The Motion:

The test to obtain leave under Part XXIII.1 of the OSA is twofold: the plaintiff must show that the action is brought in good faith and that the action has a reasonable prospect of success. The plaintiff contended he met these requirements by leading sufficient evidence to meet what he described as “the low reasonable possibility of success at trial standard”[7] and that the application was brought in good faith.

Justice Rady began her analysis by noting that the purpose of the leave provisions under the OSA is to weed out wholly unmeritorious claims or those brought by coercive design. Such claims are brought in the hope that a defendant will be bullied into a quick settlement, rather than engage in protracted and expensive litigation.

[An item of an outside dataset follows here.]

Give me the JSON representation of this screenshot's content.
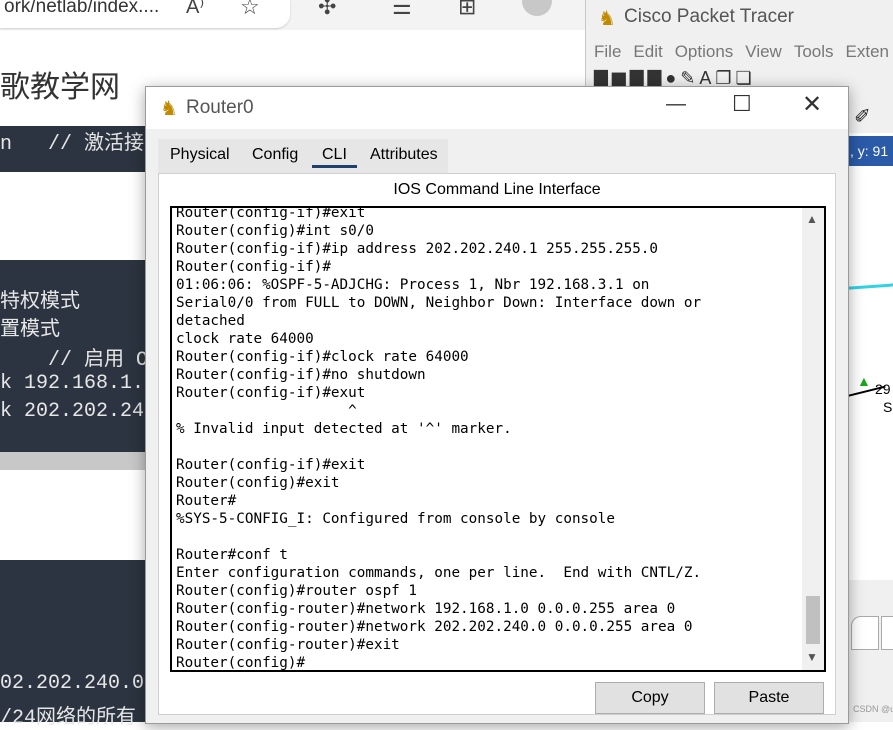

The Court then noted that, while not required to do so, the defendants filed voluminous evidence to refute the plaintiff’s claims. Following the decisions in Green [8]and Theratechnologies[9] the Court stated that a “robust, meaningful examination and critical evaluation of the evidence,”[10] was required in assessing whether leave should be granted, and that the test is “not a low bar as the applicant [had] asserted.”[11]

Upon examination, Justice Rady found that the body of contradictory evidence simply overwhelmed the plaintiff’s position. In light of this, the Court could not find the plaintiff’s claim to have a plausible prospect for success at trial and so dismissed the application.

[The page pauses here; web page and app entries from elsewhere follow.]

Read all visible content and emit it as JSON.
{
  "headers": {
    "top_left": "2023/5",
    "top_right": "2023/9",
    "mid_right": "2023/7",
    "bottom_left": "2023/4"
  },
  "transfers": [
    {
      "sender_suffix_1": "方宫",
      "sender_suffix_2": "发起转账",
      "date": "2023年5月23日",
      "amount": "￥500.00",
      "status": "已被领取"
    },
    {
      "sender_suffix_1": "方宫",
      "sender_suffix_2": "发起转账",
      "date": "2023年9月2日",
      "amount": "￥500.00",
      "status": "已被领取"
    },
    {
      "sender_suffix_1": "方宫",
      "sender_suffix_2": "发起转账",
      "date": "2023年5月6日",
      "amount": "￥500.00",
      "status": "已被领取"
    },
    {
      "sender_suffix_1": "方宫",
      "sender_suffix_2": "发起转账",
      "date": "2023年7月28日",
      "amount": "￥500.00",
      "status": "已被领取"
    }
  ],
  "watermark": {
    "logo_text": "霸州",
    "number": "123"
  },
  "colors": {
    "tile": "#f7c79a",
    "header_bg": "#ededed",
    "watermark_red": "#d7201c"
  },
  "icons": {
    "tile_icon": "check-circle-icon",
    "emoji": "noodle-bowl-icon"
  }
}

The Superior Court noted that applications brought under these provisions are now commonly brought with voluminous amounts of evidence, produced by either or both the plaintiff and defendant. A defendant may be well advised to meet an application with compelling evidence, especially in instances where the facts are disputed. Such preparation will now see a defendant in a real position of succeeding in ending a class action early. Similarly, the interpretation of Green and Theratechnologies, has resulted in the leave provisions under the OSA becoming a real burden for a plaintiff to discharge. A plaintiff should truly examine the foundations of their claim before moving under these provisions; real scrutiny at an early stage may save much time and money. In some ways, these leave applications seem to be approaching the summary judgment test, which is an interesting but perhaps not unwelcome development.

[1] 2016 ONSC 1903
[2] Ibid per Justice Rady at para 51
[3] 2015 CarswellOnt 18336
[4] Theratechnologies inc. v. 121851 Canada inc., 2015 CarswellQue 2765
[5] Ibid at para 39.
[6] R.S.O. 1990, c. S.5.
[7] Supra note 1, at para 5
[8] Supra note 3
[9] Supra note 4
[10] Supra note 1 at para 51
[11] Ibid
Test for Leave to bring Secondary Market Securities Class Action is not a “Low Bar”